Accessing Full-Text

Full-text may be immediately available via a pdf or html page.  If not, use the UCeLinks button to reach a request page. 

You can Interlibrary Loan the item using your UCMnetID. 

Database Name vs Provider

Different Databases = Different Information

EBSCOhost = database provider, not database name

Academic Search Complete = database name, not database provider

Boolean Operators (AND, OR, NOT)

Boolean operators are words you can use between your search terms to either broaden or limit your search.

Use OR to broaden your search. For example, if you search advertising OR commercials, you will find articles that include both terms.

Boolean - OR

 

In contrast, use AND and NOT to narrow your search. For example, if you search advertising AND commercials, you will only find articles that include both terms.

Boolean - AND

And, if you search advertising NOT commercials, you will find articles that include the word advertising except for those that also include the term commercials. In Google, use a minus sign instead of NOT (e.g. advertising -commercials).

Boolean - NOT

Search Strategies

Determine the key ideas and terms in your topic. Example: I am interested in the marketing psychology aimed at teenagers .
Think of synonyms or related terms. "marketing psychology" / "consumer psychology" / "advertising psychology"
teenagers / teens / adolescents / young adults
Select useful resources to search. Databases > Subject > Psychology (other subject areas may include Business & Economics)
Construct a search strategy.  Start with keyword searching. Many databases default to a keyword search field.
Look for a phrase, using quotation marks. "marketing psychology" / "consumer psychology" / "advertising psychology"
Join similar terms with OR "marketing psychology" OR "consumer psychology" OR "advertising psychology"
Join dissimilar terms with AND

("marketing psychology" OR "consumer psychology" OR "advertising psychology") AND (teenagers OR adolescents)

Truncate a term (usually *) teen* (to search for teen, teens, teenagers)

 

Additional Strategies:
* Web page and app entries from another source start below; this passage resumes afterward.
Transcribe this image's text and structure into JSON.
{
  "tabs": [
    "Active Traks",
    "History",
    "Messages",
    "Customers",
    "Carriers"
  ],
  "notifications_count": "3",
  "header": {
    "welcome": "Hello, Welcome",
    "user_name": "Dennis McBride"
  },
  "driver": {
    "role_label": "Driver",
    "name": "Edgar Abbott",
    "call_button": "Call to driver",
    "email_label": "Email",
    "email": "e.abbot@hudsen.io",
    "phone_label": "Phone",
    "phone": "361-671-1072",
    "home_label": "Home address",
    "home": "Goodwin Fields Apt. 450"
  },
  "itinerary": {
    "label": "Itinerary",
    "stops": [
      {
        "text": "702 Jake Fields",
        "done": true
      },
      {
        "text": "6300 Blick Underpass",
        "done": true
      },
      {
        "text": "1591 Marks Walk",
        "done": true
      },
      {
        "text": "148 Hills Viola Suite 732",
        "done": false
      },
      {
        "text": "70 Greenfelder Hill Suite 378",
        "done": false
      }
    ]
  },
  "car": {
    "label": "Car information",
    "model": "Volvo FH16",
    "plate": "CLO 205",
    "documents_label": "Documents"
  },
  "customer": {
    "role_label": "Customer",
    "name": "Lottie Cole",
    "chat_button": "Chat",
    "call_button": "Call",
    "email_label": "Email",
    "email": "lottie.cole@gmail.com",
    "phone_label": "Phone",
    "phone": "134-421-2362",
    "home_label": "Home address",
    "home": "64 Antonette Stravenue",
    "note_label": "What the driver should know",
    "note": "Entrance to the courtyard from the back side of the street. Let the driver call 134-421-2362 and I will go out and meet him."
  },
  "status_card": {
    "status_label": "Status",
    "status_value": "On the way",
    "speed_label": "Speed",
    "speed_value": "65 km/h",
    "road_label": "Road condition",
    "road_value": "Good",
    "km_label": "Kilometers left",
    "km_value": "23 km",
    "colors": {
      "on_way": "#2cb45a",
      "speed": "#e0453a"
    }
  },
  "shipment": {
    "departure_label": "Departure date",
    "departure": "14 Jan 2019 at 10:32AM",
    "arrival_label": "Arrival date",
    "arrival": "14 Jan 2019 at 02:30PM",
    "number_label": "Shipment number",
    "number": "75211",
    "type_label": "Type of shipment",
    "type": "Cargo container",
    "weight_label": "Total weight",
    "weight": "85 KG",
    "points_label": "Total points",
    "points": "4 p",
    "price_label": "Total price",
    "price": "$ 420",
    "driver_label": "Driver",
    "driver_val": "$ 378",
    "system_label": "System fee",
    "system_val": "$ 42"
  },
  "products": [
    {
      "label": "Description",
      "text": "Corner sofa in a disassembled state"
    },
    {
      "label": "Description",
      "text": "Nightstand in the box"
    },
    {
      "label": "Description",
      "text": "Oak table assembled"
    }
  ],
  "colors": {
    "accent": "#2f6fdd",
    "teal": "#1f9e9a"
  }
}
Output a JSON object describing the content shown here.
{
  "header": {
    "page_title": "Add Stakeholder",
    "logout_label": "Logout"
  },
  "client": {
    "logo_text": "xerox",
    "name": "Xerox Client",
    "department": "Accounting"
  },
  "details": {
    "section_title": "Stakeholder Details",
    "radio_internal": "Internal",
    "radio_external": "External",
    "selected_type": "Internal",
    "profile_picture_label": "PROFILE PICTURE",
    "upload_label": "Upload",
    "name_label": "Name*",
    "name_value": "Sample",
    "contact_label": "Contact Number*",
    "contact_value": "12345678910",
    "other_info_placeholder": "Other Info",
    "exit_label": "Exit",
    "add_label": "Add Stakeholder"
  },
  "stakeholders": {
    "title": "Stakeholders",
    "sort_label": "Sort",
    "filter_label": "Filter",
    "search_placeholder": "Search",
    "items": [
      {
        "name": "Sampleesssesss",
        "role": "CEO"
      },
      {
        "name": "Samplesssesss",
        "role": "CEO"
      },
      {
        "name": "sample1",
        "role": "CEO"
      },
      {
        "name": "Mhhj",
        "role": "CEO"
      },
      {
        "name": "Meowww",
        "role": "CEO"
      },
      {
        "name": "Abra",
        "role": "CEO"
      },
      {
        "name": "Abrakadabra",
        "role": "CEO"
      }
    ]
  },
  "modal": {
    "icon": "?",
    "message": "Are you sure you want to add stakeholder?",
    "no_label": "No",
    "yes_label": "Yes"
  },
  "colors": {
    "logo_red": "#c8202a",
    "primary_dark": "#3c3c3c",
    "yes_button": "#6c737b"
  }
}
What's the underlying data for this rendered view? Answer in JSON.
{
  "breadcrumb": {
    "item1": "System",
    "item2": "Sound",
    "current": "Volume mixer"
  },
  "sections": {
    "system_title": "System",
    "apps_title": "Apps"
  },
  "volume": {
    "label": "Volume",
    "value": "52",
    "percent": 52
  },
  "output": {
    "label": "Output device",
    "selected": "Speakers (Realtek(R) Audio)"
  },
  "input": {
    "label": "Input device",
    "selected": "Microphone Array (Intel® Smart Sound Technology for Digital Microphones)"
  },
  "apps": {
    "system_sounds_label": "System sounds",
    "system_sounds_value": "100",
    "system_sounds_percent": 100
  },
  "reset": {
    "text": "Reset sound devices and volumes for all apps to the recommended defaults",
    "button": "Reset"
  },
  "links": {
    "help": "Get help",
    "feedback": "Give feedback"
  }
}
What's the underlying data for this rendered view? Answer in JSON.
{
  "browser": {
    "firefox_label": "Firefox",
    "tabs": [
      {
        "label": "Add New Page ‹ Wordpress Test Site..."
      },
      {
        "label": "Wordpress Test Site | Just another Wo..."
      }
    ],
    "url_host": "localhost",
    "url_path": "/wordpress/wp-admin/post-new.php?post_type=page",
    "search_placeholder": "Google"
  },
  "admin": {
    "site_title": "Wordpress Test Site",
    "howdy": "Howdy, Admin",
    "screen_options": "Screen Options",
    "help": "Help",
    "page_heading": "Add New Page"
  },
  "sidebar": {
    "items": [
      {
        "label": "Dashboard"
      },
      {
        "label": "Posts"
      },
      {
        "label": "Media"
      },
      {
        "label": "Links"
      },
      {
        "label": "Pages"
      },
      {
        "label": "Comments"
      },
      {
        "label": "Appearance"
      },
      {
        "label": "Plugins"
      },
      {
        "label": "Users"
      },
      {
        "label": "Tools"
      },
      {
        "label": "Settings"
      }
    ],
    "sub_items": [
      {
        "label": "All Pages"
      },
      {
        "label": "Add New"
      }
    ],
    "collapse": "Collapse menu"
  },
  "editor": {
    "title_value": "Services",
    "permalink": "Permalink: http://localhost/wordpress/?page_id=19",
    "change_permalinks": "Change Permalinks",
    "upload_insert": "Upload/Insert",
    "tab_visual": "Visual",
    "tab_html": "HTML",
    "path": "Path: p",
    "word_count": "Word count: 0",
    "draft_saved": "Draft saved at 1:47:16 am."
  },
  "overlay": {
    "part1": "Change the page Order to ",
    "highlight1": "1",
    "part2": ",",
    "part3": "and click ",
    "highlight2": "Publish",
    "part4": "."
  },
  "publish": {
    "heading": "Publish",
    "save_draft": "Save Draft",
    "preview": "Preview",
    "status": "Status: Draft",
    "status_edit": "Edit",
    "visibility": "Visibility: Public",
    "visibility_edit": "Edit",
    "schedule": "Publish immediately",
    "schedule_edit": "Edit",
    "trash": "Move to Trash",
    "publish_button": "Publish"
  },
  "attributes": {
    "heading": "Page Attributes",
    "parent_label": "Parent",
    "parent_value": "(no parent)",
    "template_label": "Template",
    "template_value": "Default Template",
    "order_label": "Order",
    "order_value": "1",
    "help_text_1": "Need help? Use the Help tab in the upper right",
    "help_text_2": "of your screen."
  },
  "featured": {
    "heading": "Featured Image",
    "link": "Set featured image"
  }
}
  • Look for other terms and phrases to describe your topic from the literature you find.
  • Depending on what you initially find, consider broadening or narrowing your topic.
  • Take advantage of "controlled vocabulary" e.g. descriptors, subject terms when they are available.
  • Some databases have "See related materials" links.
  • Limit your search if needed e.g. by date, by format, the field being search.
  • Examine the bibliographies for relevant materials.
  • Sort results by relevance if this is not the default.  e.g. In some databases the default is by most recent date.
  • Find a great article?  See who else has cited it

Search Tips

Quotation Marks

Use quotation marks to search for a phrase

  • "affirmative action"
  • "social media"
  • "political correctness"

 

Truncation

Use a symbol (* is the most common) to look for variant endings of a word

  • educat* will search for education, educator, educating, etc.
  • colleg* finds college, collegium, collegial
  • politic* will search for politic, politics, political, politicly, etc.

Some databases also allow you to use a symbol at the beginning or in the middle of a word

  • behavi*r will search for behavior or behaviour
  • *politic will search overpolitic, prepolitic, pseudopolitic, etc.